Artist: Andra Ursuta
Venue: Kolnischer Kunstverein, Cologne
Exhibition Title: Scytheseeing
Date: June 28 – August 31, 2014
Full gallery of images, press release and link available after the jump.
Images courtesy of Kolnischer Kunstverein, Cologne
The apparently mummified body of a woman, threatening scythes, models of the artist’s parents’ house, deformed concrete bunkers, inflatable fists made of cloth or anthropomorphic obelisks – the work of Andra Ursuta, who was born in Salonta (Romania) in 1979 and lives in New York, consists primarily of sculptures and installations that take on their unsettling and haunting effect through their dark, sometimes morbid or martial symbolism as well as their allusions to past and present systems of power and violence.
The points of departure for Ursuta’s works are usually provided by personal experiences and memories connected with her Eastern European roots, the cultural codes of Romania and her family history . The artist links these with impressions from the present and with current topics. Images and ideas that have etched themselves into the collective consciousness or into the artist’s own individual consciousness take on a new existence in these works – one that is disconcerting and sometimes disturbing for viewers. At the same time, her works are in no way conceived in terms of provocations; instead, they are full of art historical and cultural historical references. A seemingly uprooted column of wood constructed of rhomboidal elements and featuring a deadly tip stirs memories not only of Constantin Brâncuși’s La colonne sans fin (Endless column), 1918–1938, but also of the brutal atrocities of the Romanian ruler Vlad III – Drăculea, who indulged his taste for execution by impalement in the mid 15th century, during the struggle of resistance against the Ottoman Empire. Through its coating in black rubber, the object entitled Ass to Mouth is additionally provided with sexual connotations, resulting in an oscillation between very different perceptual possibilities. Both pleasure and desire are equally the subject of the 2011 work Crush, which represents a self-portrait of Ursuta. Here, light-coloured wax – which resembles male ejaculate and invests the work with a drastic quality – has been poured onto the surface of the female body pressed flat on the ground. The work Lucian, which consists of a house-like model of the garage of Ursuta’s parents’ home, carries with it an undertone that is no less persistent in getting under the viewer’s skin. Upon closer inspection, a noose is to be discovered within the miniature building – making reference to the dramatic events surrounding a member of the artist’s family. While the work of 2014 is defined by a certain relentlessness, the 2010 Breath Hold (Discipline and Vanish) still leaves substantially more room for hope. The noose, which is also present in this work, is fastened to a balloon hovering beneath the ceiling of the exhibition space: it could never support the weight of a human being and would instead permit the individual who had lost the will to live to float away. With the works A Worm’s Dream Home, Soft Power and Broken Obelisk, in which Ursuta analyses and grotesquely exaggerates the conventions and iconography of representations of power, she completes the ensemble of works surrounded by an allegorical exhibition architecture consisting of balls of straw. This installation not only complements the new version of a scythe-like object, which she created specifically for the show, and the exhibition title correlated with it – it also transfers into the present the motif of the Grim Reaper, which possesses a rich art historical tradition.

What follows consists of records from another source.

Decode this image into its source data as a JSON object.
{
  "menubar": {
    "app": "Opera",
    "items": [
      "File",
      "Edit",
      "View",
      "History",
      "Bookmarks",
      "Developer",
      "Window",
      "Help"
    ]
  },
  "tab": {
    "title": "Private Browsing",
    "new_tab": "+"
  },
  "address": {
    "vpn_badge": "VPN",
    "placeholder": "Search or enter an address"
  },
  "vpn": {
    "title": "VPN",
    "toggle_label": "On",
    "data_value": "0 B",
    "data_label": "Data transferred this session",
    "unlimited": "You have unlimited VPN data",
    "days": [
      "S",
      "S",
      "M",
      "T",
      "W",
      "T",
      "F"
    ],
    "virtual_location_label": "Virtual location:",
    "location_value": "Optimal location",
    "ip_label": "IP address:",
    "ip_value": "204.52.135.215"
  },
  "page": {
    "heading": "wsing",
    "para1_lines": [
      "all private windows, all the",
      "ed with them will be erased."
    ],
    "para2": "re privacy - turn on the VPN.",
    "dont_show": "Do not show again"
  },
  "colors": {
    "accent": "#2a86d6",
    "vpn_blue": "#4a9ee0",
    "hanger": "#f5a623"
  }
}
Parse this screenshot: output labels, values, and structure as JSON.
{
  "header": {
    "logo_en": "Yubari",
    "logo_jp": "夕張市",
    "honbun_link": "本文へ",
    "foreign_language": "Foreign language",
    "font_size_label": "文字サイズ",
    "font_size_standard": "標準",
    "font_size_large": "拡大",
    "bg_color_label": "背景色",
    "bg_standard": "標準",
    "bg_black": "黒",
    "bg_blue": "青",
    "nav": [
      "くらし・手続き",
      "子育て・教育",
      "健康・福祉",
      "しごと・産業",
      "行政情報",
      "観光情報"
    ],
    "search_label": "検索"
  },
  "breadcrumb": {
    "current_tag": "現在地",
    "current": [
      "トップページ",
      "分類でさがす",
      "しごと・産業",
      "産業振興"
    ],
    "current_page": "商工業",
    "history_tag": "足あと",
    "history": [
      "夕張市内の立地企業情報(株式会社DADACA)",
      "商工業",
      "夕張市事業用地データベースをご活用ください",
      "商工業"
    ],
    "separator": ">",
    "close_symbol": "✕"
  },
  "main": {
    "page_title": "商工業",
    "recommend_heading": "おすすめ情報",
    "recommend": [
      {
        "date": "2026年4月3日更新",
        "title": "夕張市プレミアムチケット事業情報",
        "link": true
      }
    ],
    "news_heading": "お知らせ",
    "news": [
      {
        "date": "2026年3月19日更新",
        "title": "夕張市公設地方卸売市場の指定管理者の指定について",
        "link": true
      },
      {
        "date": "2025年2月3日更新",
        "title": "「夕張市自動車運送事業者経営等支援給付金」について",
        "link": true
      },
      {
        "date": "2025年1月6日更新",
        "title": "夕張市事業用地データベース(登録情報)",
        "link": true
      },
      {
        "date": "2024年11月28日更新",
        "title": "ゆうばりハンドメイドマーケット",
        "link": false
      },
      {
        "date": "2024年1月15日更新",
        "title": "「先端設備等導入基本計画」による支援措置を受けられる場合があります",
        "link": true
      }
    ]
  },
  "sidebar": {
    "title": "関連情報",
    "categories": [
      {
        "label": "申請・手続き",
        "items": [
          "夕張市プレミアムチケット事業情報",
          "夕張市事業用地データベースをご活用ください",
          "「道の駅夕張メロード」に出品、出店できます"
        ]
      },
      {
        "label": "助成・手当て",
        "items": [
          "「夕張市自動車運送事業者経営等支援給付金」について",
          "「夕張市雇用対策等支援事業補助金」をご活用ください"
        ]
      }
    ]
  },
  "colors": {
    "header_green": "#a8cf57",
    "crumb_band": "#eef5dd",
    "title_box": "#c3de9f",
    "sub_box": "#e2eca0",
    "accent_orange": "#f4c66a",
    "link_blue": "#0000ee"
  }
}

With Scytheseeing Kölnischer Kunstverein is presenting not only Andra Ursuta’s first institutional solo exhibition in Germany, but also the most comprehensive survey of the artist’s work to be shown to date in Europe: in addition to pieces created specifically for the exhibition, Ursuta is exhibiting a selection of works which make it possible to grasp the development of her artistic body of work in recent years.
Ursuta has recently participated in the 55th Venice Biennale (2013) and group exhibitions at MoMA PS1 (2013) and in New York’s New Museum (2011) as well as through solo exhibitions at Milan’s Peep-Hole (2014) and at Los Angeles’s Hammer Museum (2014).